Let’s try an experiment. Imagine the pain of stubbing your toe, the pain of a sore throat, or the pain of pressing on a bruise. While all these may all result in pain, these are likely to be different kinds of pain. Now think of how you would explain each type of pain. Would you use words like burning, stabbing, sharp, shooting, throbbing, scratching, blinding? Each of these are metaphors that help to communicate what the experience of pain is like. If you say your throat is burning, I know it isn’t actually on fire. But my experience with fire gives me an idea of what you are experiencing, even if I can’t know what you are actually feeling.
Metaphors are important for healthcare providers when communicating information to patients. Describing the brain as a computer, the heart as a pump, or the kidneys as a filter helps to communicate important aspects of how these organs function. These metaphors are also nestled within an even bigger metaphor, one that conceptualizes the body as a machine. This metaphor can be important because it helps to communicate how each part functions in relation to the whole. This is a very common metaphor. So common in fact, that in Western medicine, it is often hard to think of the body without comparing it to a machine.
One way metaphors work is by relating something that is unfamiliar to something that is familiar. In doing so, it helps people make sense of something that is unfamiliar.

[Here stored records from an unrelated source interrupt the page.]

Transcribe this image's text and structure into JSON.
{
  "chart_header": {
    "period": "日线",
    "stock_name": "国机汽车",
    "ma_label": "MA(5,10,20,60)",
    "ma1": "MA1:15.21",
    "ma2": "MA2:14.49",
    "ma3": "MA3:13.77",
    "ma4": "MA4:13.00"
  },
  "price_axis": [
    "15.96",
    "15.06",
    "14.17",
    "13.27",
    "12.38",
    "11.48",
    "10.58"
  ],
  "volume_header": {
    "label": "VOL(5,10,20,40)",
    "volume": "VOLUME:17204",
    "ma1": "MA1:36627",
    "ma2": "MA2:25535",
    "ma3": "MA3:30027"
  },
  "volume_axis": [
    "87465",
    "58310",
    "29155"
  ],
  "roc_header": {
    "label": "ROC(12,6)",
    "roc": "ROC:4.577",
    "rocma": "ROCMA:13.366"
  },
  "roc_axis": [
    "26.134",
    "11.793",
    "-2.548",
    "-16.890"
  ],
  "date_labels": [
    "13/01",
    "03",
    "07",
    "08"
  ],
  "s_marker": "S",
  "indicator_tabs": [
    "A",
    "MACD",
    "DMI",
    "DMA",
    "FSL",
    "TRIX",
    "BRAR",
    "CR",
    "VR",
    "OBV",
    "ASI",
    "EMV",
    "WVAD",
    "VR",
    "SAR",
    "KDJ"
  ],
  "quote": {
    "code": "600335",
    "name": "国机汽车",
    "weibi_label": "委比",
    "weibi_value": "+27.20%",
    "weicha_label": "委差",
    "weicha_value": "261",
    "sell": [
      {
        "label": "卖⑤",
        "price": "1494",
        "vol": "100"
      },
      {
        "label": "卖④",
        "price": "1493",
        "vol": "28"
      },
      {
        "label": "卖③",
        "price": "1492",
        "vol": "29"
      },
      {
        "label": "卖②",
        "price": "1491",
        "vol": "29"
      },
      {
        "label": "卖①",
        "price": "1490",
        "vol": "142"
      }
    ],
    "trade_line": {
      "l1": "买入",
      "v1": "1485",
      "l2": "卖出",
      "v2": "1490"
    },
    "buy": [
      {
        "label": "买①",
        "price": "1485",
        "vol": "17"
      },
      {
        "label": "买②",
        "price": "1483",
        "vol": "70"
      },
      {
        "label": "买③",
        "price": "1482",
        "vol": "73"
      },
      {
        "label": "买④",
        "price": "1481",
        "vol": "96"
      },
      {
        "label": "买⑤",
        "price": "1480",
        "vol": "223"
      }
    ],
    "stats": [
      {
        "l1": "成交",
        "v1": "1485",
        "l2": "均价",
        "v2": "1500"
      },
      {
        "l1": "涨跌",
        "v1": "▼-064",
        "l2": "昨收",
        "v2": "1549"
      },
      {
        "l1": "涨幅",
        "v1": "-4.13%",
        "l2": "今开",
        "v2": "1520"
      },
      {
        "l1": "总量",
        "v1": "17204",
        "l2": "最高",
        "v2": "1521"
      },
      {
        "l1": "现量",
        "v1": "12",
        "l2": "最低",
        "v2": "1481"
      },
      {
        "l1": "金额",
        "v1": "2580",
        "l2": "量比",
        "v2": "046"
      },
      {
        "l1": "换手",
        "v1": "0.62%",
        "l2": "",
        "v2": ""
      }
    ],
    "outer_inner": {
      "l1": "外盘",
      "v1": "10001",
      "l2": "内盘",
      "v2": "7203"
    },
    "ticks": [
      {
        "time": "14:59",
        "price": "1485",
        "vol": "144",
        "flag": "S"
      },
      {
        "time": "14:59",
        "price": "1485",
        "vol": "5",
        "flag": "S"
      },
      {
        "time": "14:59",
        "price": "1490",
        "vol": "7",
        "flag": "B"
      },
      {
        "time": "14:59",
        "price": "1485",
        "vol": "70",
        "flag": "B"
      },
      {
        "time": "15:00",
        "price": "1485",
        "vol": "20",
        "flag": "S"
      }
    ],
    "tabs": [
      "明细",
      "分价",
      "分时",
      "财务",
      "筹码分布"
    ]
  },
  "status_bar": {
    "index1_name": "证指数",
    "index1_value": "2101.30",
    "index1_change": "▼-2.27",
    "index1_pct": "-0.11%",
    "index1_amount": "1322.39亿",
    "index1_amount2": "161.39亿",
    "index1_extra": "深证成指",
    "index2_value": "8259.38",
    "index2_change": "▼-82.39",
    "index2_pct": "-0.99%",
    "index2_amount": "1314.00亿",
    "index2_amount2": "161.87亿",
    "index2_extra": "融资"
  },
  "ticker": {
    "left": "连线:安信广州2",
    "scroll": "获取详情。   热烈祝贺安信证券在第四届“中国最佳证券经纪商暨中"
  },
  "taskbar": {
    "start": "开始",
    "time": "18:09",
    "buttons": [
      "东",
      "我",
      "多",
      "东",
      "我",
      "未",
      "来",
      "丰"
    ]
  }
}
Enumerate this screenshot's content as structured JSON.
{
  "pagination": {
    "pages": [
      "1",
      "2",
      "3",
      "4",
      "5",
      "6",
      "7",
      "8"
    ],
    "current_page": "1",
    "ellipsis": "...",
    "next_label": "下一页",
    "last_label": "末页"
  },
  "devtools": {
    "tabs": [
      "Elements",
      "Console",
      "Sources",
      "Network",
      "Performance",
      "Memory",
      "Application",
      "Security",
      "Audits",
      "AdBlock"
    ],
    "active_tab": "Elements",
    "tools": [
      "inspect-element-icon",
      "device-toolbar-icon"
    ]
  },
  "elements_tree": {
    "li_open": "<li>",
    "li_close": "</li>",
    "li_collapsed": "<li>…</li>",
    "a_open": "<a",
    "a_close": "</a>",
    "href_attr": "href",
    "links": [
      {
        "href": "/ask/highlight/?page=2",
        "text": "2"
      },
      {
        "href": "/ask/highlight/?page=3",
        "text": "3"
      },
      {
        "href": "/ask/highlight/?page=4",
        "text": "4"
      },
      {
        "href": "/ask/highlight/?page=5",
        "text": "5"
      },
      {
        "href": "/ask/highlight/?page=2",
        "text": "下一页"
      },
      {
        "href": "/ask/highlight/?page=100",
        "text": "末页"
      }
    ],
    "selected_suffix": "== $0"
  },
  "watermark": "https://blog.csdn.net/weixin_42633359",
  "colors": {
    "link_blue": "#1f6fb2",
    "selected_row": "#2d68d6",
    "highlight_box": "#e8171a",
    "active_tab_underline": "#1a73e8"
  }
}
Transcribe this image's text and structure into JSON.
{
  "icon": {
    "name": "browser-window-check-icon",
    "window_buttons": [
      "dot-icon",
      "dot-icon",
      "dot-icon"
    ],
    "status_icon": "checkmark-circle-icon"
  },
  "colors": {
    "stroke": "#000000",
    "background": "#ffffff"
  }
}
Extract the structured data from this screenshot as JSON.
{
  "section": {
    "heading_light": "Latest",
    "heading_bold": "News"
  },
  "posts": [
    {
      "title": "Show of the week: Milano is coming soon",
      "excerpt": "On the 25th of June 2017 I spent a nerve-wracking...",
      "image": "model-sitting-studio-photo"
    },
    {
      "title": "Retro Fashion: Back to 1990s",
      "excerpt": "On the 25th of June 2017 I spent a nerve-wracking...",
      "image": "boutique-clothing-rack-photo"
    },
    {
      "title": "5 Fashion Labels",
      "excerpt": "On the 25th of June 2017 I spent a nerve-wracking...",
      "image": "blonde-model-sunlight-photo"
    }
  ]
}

Because in healthcare, both sides often have information that is unfamiliar to the other, metaphors can help to bridge this gap.